Problem description — Give back all the data exactly as it was written.
---
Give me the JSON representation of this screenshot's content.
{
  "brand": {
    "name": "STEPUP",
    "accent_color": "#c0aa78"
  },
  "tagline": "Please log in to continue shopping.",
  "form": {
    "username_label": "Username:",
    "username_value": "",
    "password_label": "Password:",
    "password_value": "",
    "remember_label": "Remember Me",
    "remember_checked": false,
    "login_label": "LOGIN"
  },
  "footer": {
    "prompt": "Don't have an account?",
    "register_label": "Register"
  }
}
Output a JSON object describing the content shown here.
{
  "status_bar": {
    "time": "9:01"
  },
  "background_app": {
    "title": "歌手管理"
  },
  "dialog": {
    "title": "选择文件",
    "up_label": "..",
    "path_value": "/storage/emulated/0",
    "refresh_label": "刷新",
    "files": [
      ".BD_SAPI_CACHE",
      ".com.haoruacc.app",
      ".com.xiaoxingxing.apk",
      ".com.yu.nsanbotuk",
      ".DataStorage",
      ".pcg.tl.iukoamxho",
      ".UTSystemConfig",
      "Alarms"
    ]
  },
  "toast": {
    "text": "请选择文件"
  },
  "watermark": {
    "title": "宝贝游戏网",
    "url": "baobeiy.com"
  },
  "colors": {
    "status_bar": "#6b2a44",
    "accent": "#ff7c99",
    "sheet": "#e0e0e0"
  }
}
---
Exercise answer —
Give me the JSON representation of this screenshot's content.
{
  "brand": {
    "name": "STEPUP",
    "accent_color": "#c0aa78"
  },
  "tagline": "Please log in to continue shopping.",
  "form": {
    "username_label": "Username:",
    "username_value": "",
    "password_label": "Password:",
    "password_value": "",
    "remember_label": "Remember Me",
    "remember_checked": false,
    "login_label": "LOGIN"
  },
  "footer": {
    "prompt": "Don't have an account?",
    "register_label": "Register"
  }
}
Output a JSON object describing the content shown here.
{
  "status_bar": {
    "time": "9:01"
  },
  "background_app": {
    "title": "歌手管理"
  },
  "dialog": {
    "title": "选择文件",
    "up_label": "..",
    "path_value": "/storage/emulated/0",
    "refresh_label": "刷新",
    "files": [
      ".BD_SAPI_CACHE",
      ".com.haoruacc.app",
      ".com.xiaoxingxing.apk",
      ".com.yu.nsanbotuk",
      ".DataStorage",
      ".pcg.tl.iukoamxho",
      ".UTSystemConfig",
      "Alarms"
    ]
  },
  "toast": {
    "text": "请选择文件"
  },
  "watermark": {
    "title": "宝贝游戏网",
    "url": "baobeiy.com"
  },
  "colors": {
    "status_bar": "#6b2a44",
    "accent": "#ff7c99",
    "sheet": "#e0e0e0"
  }
}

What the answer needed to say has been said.